What the task asks
An exact copy of every entry is needed here; the images stay out.
-------- Raw data
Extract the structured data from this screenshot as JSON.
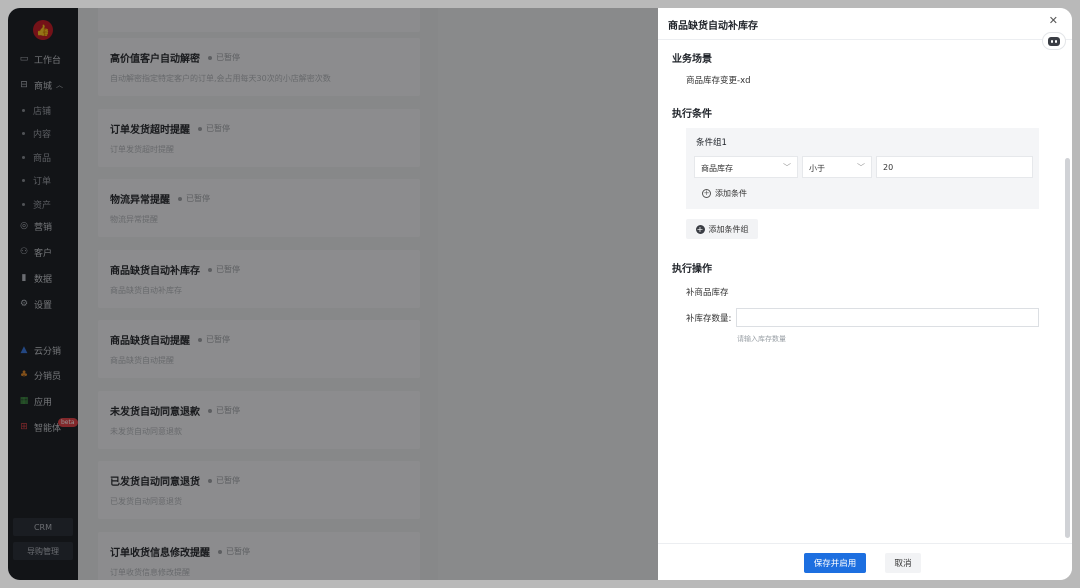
{
  "sidebar": {
    "logo_icon": "thumbs-up-icon",
    "items": [
      {
        "label": "工作台",
        "icon": "workbench-icon"
      },
      {
        "label": "商城",
        "icon": "mall-icon"
      },
      {
        "label": "店铺"
      },
      {
        "label": "内容"
      },
      {
        "label": "商品"
      },
      {
        "label": "订单"
      },
      {
        "label": "资产"
      },
      {
        "label": "营销",
        "icon": "marketing-icon"
      },
      {
        "label": "客户",
        "icon": "customer-icon"
      },
      {
        "label": "数据",
        "icon": "data-icon"
      },
      {
        "label": "设置",
        "icon": "settings-icon"
      },
      {
        "label": "云分销",
        "icon": "cloud-distribution-icon"
      },
      {
        "label": "分销员",
        "icon": "distributor-icon"
      },
      {
        "label": "应用",
        "icon": "apps-icon"
      },
      {
        "label": "智能体",
        "icon": "agent-icon"
      }
    ],
    "beta_badge": "beta",
    "crm_label": "CRM",
    "guide_label": "导购管理"
  },
  "list": [
    {
      "title": "高价值客户自动解密",
      "status": "已暂停",
      "desc": "自动解密指定特定客户的订单,会占用每天30次的小店解密次数"
    },
    {
      "title": "订单发货超时提醒",
      "status": "已暂停",
      "desc": "订单发货超时提醒"
    },
    {
      "title": "物流异常提醒",
      "status": "已暂停",
      "desc": "物流异常提醒"
    },
    {
      "title": "商品缺货自动补库存",
      "status": "已暂停",
      "desc": "商品缺货自动补库存"
    },
    {
      "title": "商品缺货自动提醒",
      "status": "已暂停",
      "desc": "商品缺货自动提醒"
    },
    {
      "title": "未发货自动同意退款",
      "status": "已暂停",
      "desc": "未发货自动同意退款"
    },
    {
      "title": "已发货自动同意退货",
      "status": "已暂停",
      "desc": "已发货自动同意退货"
    },
    {
      "title": "订单收货信息修改提醒",
      "status": "已暂停",
      "desc": "订单收货信息修改提醒"
    }
  ],
  "drawer": {
    "title": "商品缺货自动补库存",
    "scene_title": "业务场景",
    "scene_value": "商品库存变更-xd",
    "condition_title": "执行条件",
    "group_label": "条件组1",
    "field_select": "商品库存",
    "operator_select": "小于",
    "value_input": "20",
    "add_condition": "添加条件",
    "add_group": "添加条件组",
    "action_title": "执行操作",
    "action_name": "补商品库存",
    "qty_label": "补库存数量:",
    "qty_value": "",
    "qty_hint": "请输入库存数量",
    "save_label": "保存并启用",
    "cancel_label": "取消"
  }
}
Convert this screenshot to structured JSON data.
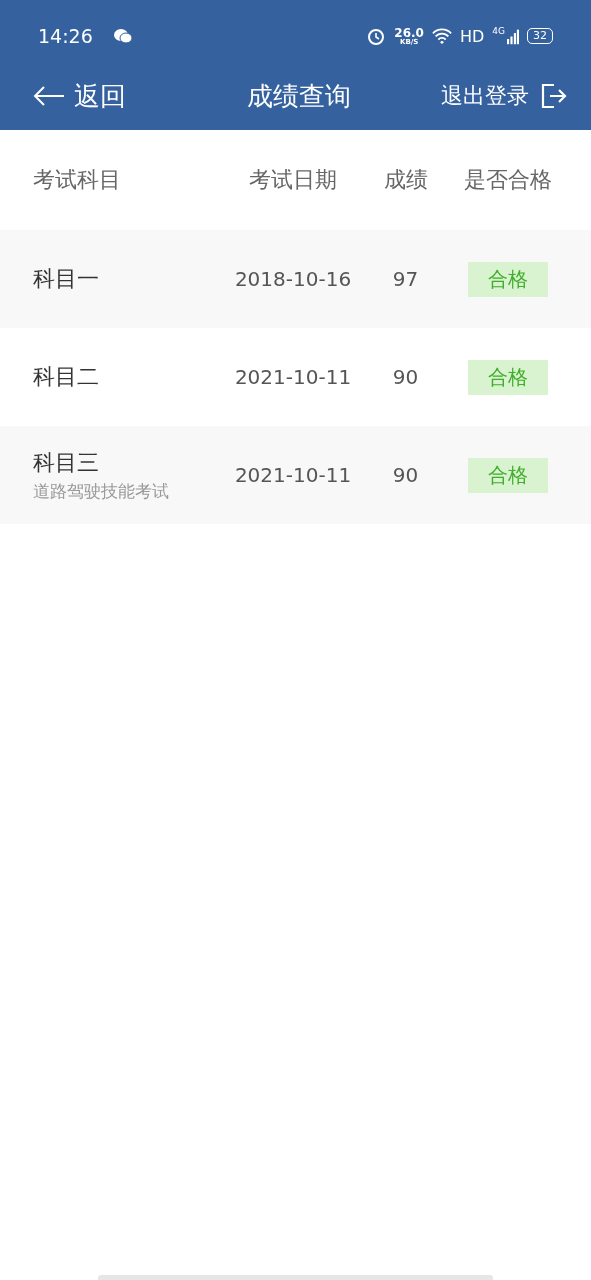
{
  "status_bar": {
    "time": "14:26",
    "speed": "26.0",
    "speed_unit": "KB/S",
    "hd": "HD",
    "network": "4G",
    "battery": "32"
  },
  "nav": {
    "back": "返回",
    "title": "成绩查询",
    "logout": "退出登录"
  },
  "table": {
    "columns": [
      "考试科目",
      "考试日期",
      "成绩",
      "是否合格"
    ],
    "rows": [
      {
        "subject": "科目一",
        "date": "2018-10-16",
        "score": "97",
        "result": "合格",
        "passed": true
      },
      {
        "subject": "科目二",
        "date": "2021-10-11",
        "score": "90",
        "result": "合格",
        "passed": true
      },
      {
        "subject": "科目三",
        "subtitle": "道路驾驶技能考试",
        "date": "2021-10-11",
        "score": "90",
        "result": "合格",
        "passed": true
      }
    ]
  }
}
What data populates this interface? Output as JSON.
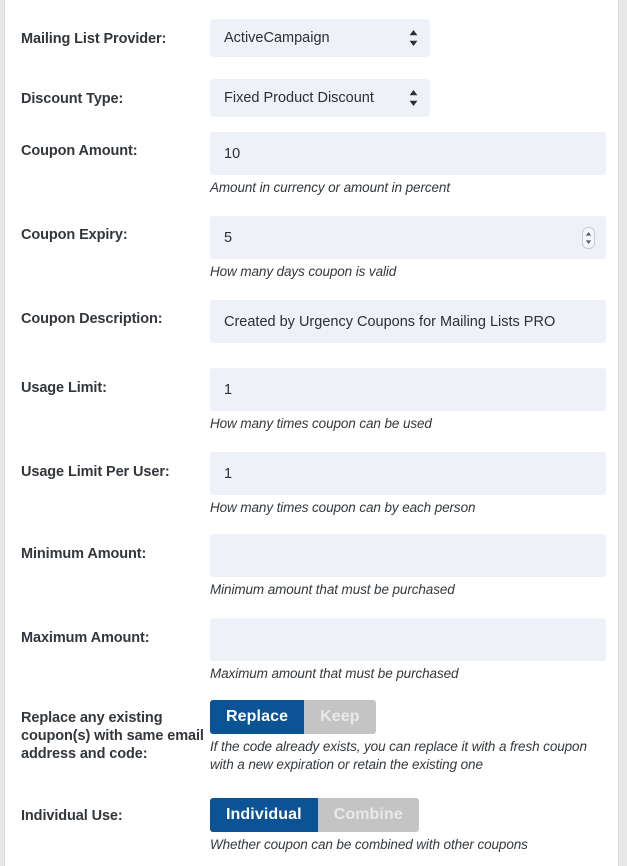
{
  "theme": {
    "accent": "#0b5394",
    "inactive": "#c4c4c4",
    "field_bg": "#eef1f7",
    "label_color": "#32373c",
    "page_bg": "#ffffff"
  },
  "form": {
    "rows": [
      {
        "id": "mailing-list-provider",
        "label": "Mailing List Provider:",
        "type": "select",
        "value": "ActiveCampaign",
        "help": ""
      },
      {
        "id": "discount-type",
        "label": "Discount Type:",
        "type": "select",
        "value": "Fixed Product Discount",
        "help": ""
      },
      {
        "id": "coupon-amount",
        "label": "Coupon Amount:",
        "type": "text",
        "value": "10",
        "placeholder": "",
        "help": "Amount in currency or amount in percent"
      },
      {
        "id": "coupon-expiry",
        "label": "Coupon Expiry:",
        "type": "number",
        "value": "5",
        "placeholder": "",
        "help": "How many days coupon is valid"
      },
      {
        "id": "coupon-description",
        "label": "Coupon Description:",
        "type": "text",
        "value": "Created by Urgency Coupons for Mailing Lists PRO",
        "placeholder": "",
        "help": ""
      },
      {
        "id": "usage-limit",
        "label": "Usage Limit:",
        "type": "text",
        "value": "1",
        "placeholder": "",
        "help": "How many times coupon can be used"
      },
      {
        "id": "usage-limit-per-user",
        "label": "Usage Limit Per User:",
        "type": "text",
        "value": "1",
        "placeholder": "",
        "help": "How many times coupon can by each person"
      },
      {
        "id": "minimum-amount",
        "label": "Minimum Amount:",
        "type": "text",
        "value": "",
        "placeholder": "",
        "help": "Minimum amount that must be purchased"
      },
      {
        "id": "maximum-amount",
        "label": "Maximum Amount:",
        "type": "text",
        "value": "",
        "placeholder": "",
        "help": "Maximum amount that must be purchased"
      },
      {
        "id": "replace-existing-coupons",
        "label": "Replace any existing coupon(s) with same email address and code:",
        "type": "toggle",
        "options": [
          "Replace",
          "Keep"
        ],
        "selected": "Replace",
        "help": "If the code already exists, you can replace it with a fresh coupon with a new expiration or retain the existing one"
      },
      {
        "id": "individual-use",
        "label": "Individual Use:",
        "type": "toggle",
        "options": [
          "Individual",
          "Combine"
        ],
        "selected": "Individual",
        "help": "Whether coupon can be combined with other coupons"
      }
    ]
  },
  "icons": {
    "select_arrows": "sort-arrows-icon",
    "number_spinner": "number-spinner-icon"
  }
}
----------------
Answer space
Extract the structured data from this screenshot as JSON.
{
  "sidebar": {
    "logo_icon": "thumbs-up-icon",
    "items": [
      {
        "label": "工作台",
        "icon": "workbench-icon"
      },
      {
        "label": "商城",
        "icon": "mall-icon"
      },
      {
        "label": "店铺"
      },
      {
        "label": "内容"
      },
      {
        "label": "商品"
      },
      {
        "label": "订单"
      },
      {
        "label": "资产"
      },
      {
        "label": "营销",
        "icon": "marketing-icon"
      },
      {
        "label": "客户",
        "icon": "customer-icon"
      },
      {
        "label": "数据",
        "icon": "data-icon"
      },
      {
        "label": "设置",
        "icon": "settings-icon"
      },
      {
        "label": "云分销",
        "icon": "cloud-distribution-icon"
      },
      {
        "label": "分销员",
        "icon": "distributor-icon"
      },
      {
        "label": "应用",
        "icon": "apps-icon"
      },
      {
        "label": "智能体",
        "icon": "agent-icon"
      }
    ],
    "beta_badge": "beta",
    "crm_label": "CRM",
    "guide_label": "导购管理"
  },
  "list": [
    {
      "title": "高价值客户自动解密",
      "status": "已暂停",
      "desc": "自动解密指定特定客户的订单,会占用每天30次的小店解密次数"
    },
    {
      "title": "订单发货超时提醒",
      "status": "已暂停",
      "desc": "订单发货超时提醒"
    },
    {
      "title": "物流异常提醒",
      "status": "已暂停",
      "desc": "物流异常提醒"
    },
    {
      "title": "商品缺货自动补库存",
      "status": "已暂停",
      "desc": "商品缺货自动补库存"
    },
    {
      "title": "商品缺货自动提醒",
      "status": "已暂停",
      "desc": "商品缺货自动提醒"
    },
    {
      "title": "未发货自动同意退款",
      "status": "已暂停",
      "desc": "未发货自动同意退款"
    },
    {
      "title": "已发货自动同意退货",
      "status": "已暂停",
      "desc": "已发货自动同意退货"
    },
    {
      "title": "订单收货信息修改提醒",
      "status": "已暂停",
      "desc": "订单收货信息修改提醒"
    }
  ],
  "drawer": {
    "title": "商品缺货自动补库存",
    "scene_title": "业务场景",
    "scene_value": "商品库存变更-xd",
    "condition_title": "执行条件",
    "group_label": "条件组1",
    "field_select": "商品库存",
    "operator_select": "小于",
    "value_input": "20",
    "add_condition": "添加条件",
    "add_group": "添加条件组",
    "action_title": "执行操作",
    "action_name": "补商品库存",
    "qty_label": "补库存数量:",
    "qty_value": "",
    "qty_hint": "请输入库存数量",
    "save_label": "保存并启用",
    "cancel_label": "取消"
  }
}
Convert this screenshot to structured JSON data.
{
  "status_bar": {
    "time": "14:26",
    "speed": "26.0",
    "speed_unit": "KB/S",
    "hd": "HD",
    "network": "4G",
    "battery": "32"
  },
  "nav": {
    "back": "返回",
    "title": "成绩查询",
    "logout": "退出登录"
  },
  "table": {
    "columns": [
      "考试科目",
      "考试日期",
      "成绩",
      "是否合格"
    ],
    "rows": [
      {
        "subject": "科目一",
        "date": "2018-10-16",
        "score": "97",
        "result": "合格",
        "passed": true
      },
      {
        "subject": "科目二",
        "date": "2021-10-11",
        "score": "90",
        "result": "合格",
        "passed": true
      },
      {
        "subject": "科目三",
        "subtitle": "道路驾驶技能考试",
        "date": "2021-10-11",
        "score": "90",
        "result": "合格",
        "passed": true
      }
    ]
  }
}
What data populates this interface? Output as JSON.
{
  "theme": {
    "accent": "#0b5394",
    "inactive": "#c4c4c4",
    "field_bg": "#eef1f7",
    "label_color": "#32373c",
    "page_bg": "#ffffff"
  },
  "form": {
    "rows": [
      {
        "id": "mailing-list-provider",
        "label": "Mailing List Provider:",
        "type": "select",
        "value": "ActiveCampaign",
        "help": ""
      },
      {
        "id": "discount-type",
        "label": "Discount Type:",
        "type": "select",
        "value": "Fixed Product Discount",
        "help": ""
      },
      {
        "id": "coupon-amount",
        "label": "Coupon Amount:",
        "type": "text",
        "value": "10",
        "placeholder": "",
        "help": "Amount in currency or amount in percent"
      },
      {
        "id": "coupon-expiry",
        "label": "Coupon Expiry:",
        "type": "number",
        "value": "5",
        "placeholder": "",
        "help": "How many days coupon is valid"
      },
      {
        "id": "coupon-description",
        "label": "Coupon Description:",
        "type": "text",
        "value": "Created by Urgency Coupons for Mailing Lists PRO",
        "placeholder": "",
        "help": ""
      },
      {
        "id": "usage-limit",
        "label": "Usage Limit:",
        "type": "text",
        "value": "1",
        "placeholder": "",
        "help": "How many times coupon can be used"
      },
      {
        "id": "usage-limit-per-user",
        "label": "Usage Limit Per User:",
        "type": "text",
        "value": "1",
        "placeholder": "",
        "help": "How many times coupon can by each person"
      },
      {
        "id": "minimum-amount",
        "label": "Minimum Amount:",
        "type": "text",
        "value": "",
        "placeholder": "",
        "help": "Minimum amount that must be purchased"
      },
      {
        "id": "maximum-amount",
        "label": "Maximum Amount:",
        "type": "text",
        "value": "",
        "placeholder": "",
        "help": "Maximum amount that must be purchased"
      },
      {
        "id": "replace-existing-coupons",
        "label": "Replace any existing coupon(s) with same email address and code:",
        "type": "toggle",
        "options": [
          "Replace",
          "Keep"
        ],
        "selected": "Replace",
        "help": "If the code already exists, you can replace it with a fresh coupon with a new expiration or retain the existing one"
      },
      {
        "id": "individual-use",
        "label": "Individual Use:",
        "type": "toggle",
        "options": [
          "Individual",
          "Combine"
        ],
        "selected": "Individual",
        "help": "Whether coupon can be combined with other coupons"
      }
    ]
  },
  "icons": {
    "select_arrows": "sort-arrows-icon",
    "number_spinner": "number-spinner-icon"
  }
}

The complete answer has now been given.